*Instructions for the task*: Report back every line below that carries the word "icon".

*Data for review*:
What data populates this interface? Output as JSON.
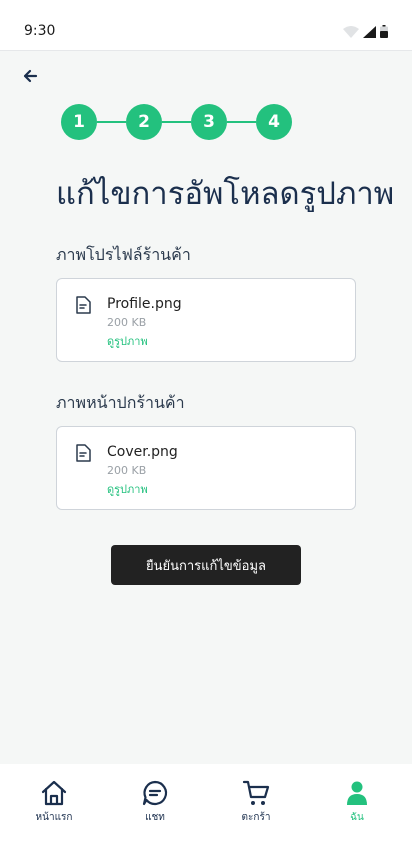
{
  "status_bar": {
    "time": "9:30"
  },
  "stepper": {
    "steps": [
      "1",
      "2",
      "3",
      "4"
    ]
  },
  "page": {
    "title": "แก้ไขการอัพโหลดรูปภาพ"
  },
  "sections": [
    {
      "label": "ภาพโปรไฟล์ร้านค้า",
      "file_name": "Profile.png",
      "file_size": "200 KB",
      "view_label": "ดูรูปภาพ"
    },
    {
      "label": "ภาพหน้าปกร้านค้า",
      "file_name": "Cover.png",
      "file_size": "200 KB",
      "view_label": "ดูรูปภาพ"
    }
  ],
  "confirm_button": {
    "label": "ยืนยันการแก้ไขข้อมูล"
  },
  "bottom_nav": {
    "items": [
      {
        "label": "หน้าแรก",
        "icon": "home-icon"
      },
      {
        "label": "แชท",
        "icon": "chat-icon"
      },
      {
        "label": "ตะกร้า",
        "icon": "cart-icon"
      },
      {
        "label": "ฉัน",
        "icon": "person-icon",
        "active": true
      }
    ]
  },
  "colors": {
    "accent": "#23c17e",
    "title": "#1b2f4d",
    "button": "#222222",
    "background": "#f5f7f6"
  }
}
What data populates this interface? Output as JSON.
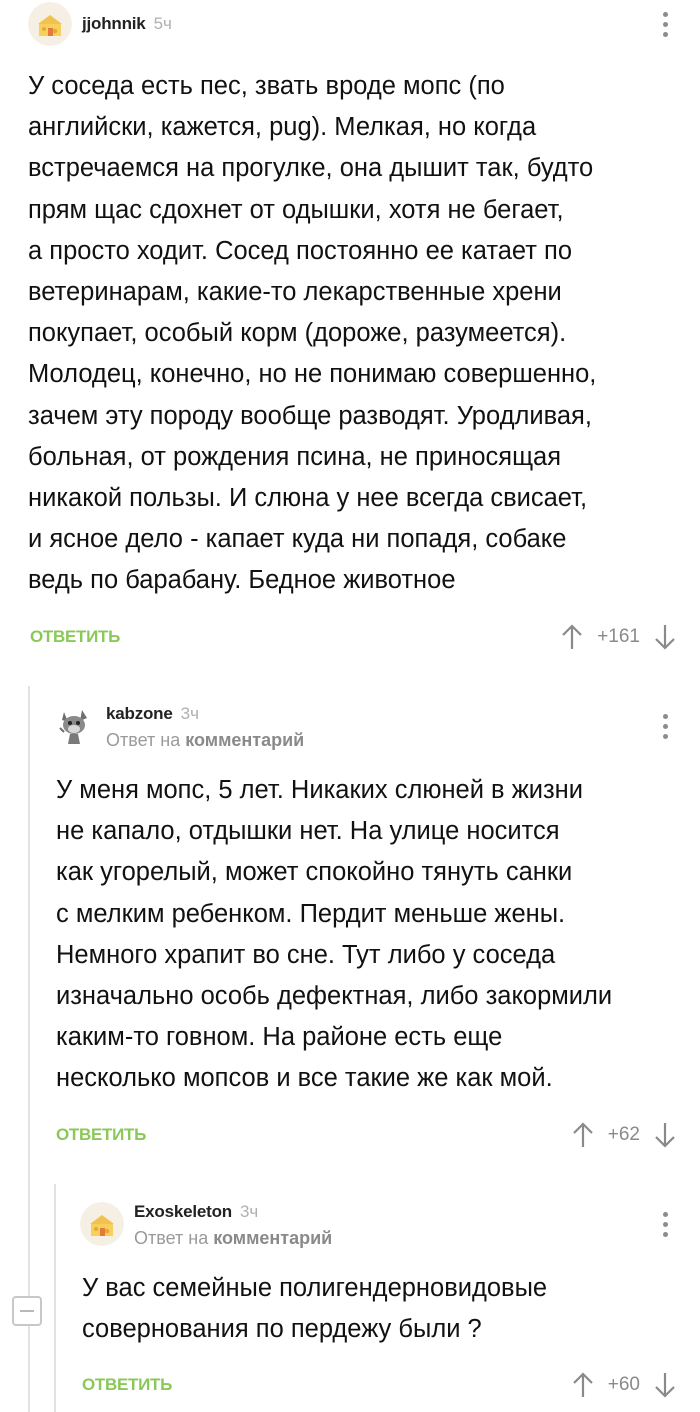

*The completed task*:
        "icon": "home-icon"
        "icon": "chat-icon"
        "icon": "cart-icon"
        "icon": "person-icon",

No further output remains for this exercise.